Another lantern-jaw chawing on Cash’s songs, Jason Edwards , felt at times he was preaching to the converted. “It was kind of an out-of-body experience at the beginning, y’know. It wasn’t like going out there and doing the show. It was a thrill! What a great audience! We feel really blessed. Hopefully Johnny Cash and June are smiling on us. That’s what it was all about for me, just trying to be honest and entertain this crowd.”
A quick scan of the Playbill bios gives the impression that the cast was recruited from three grassroots shows: Pump Boys and Dinettes , Frank Wildhorn’s The Civil War and Comden & Green & Coleman’s The Will Rogers Follies . Indeed, a founder—if not the mother of Pump Boys —was present and accounted for on opening night: Cass Morgan , bouncing back radiantly from her recent surgery. “I am perfectly healthy,” she beamed. “I have a clean bill of health. I recuperated very fast. It was scary there for a while, but I’m perfectly fine now. I feel just great. In fact, I feel better than I’ve felt in a long, long time.”
The audience’s welcome was a tonic. “Were you out there tonight? It was so much fun. The audience was so joyful and with us. It felt like we were all part of the same thing.”
Another authentic country touch was a tall drink of Bolgeresque water named David M. Lutken , late of The Will Rogers Follies, The Civil War and Woody Guthrie’s American Song . He and Randy Redd fall somewhere between the actors and the band on stage, “a great spot to be in in this particular show,” he insisted. “There are 38 songs in the show, and Randy and I are really responsible for about four of ‘em, and then we just get to play the other 34.” (He plays six instruments.) “Since I was in this show from the very beginning at the workshops, I sorta got to write my own ticket because it’s my kind of music. Cash did rockabilly and country music, but he also did a lot of traditional American music, and that’s kinda where I come in—to help with that aspect of the thing.”
You couldn’t come up with a more eclectic cross-section of first-nighters, certainly. In the audience and at the party: CBS Newsman Harry Smith , mini-series diva Jane Seymour (who became friendly with the Cash family when her husband, James Keach , produced Walk the Line ), Vincent Pastore (presumably establishing a very public alibi while Tony Soprano gets whacked on HBO), Max von Essen (bracing to play Patrick Dennis to Christine Baranski ’s Mame next month at the Kennedy Center), Liz Larsen (who dubbed Emick “Shoeless Joe From Hannibal, Mo.” in Damn Yankees! ), celebrity chef Mario Battali and Jennifer Love Hewitt , whose mom was one of the show’s investors. Larry Gatlin , who backed up Cash as one of The Tennessee Three, attended with a 30-year-old hour-gauge: his son, Joshua Cash Gatlin . “John and June were the first two people at the hospital when he got born.” (The three were writing songs for a religious musical at the time, called Gospel Road .) Gatlin hasn’t been back to Broadway since he replaced Mac Davis in The Will Rogers Follies , but he’s not averse to the idea. “When people pay me, I go work. I’m a working man. I’m singing with my brothers on the road, and I’m writing a musical of my own about Quannah Parker, the last Comanche chief.

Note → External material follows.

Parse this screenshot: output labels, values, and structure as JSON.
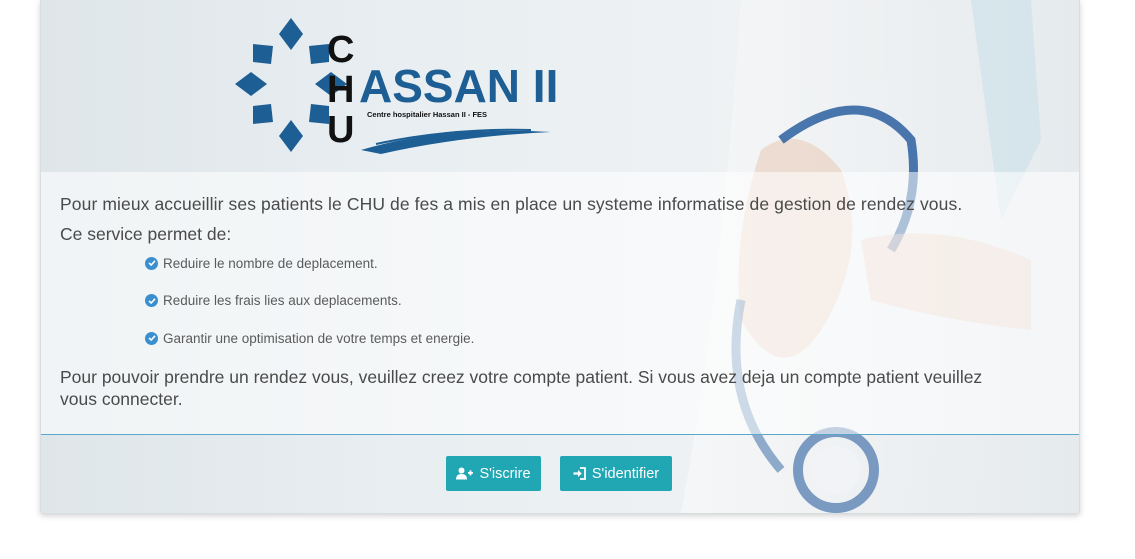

“I had a wonderful time, and so did John and June. They were looking on from on high.”
It was the perfect party for some penny-pinching producer to post a Cash bar, but none did. It was an evening of dear hearts and generous people. And the spirits flowed free . . .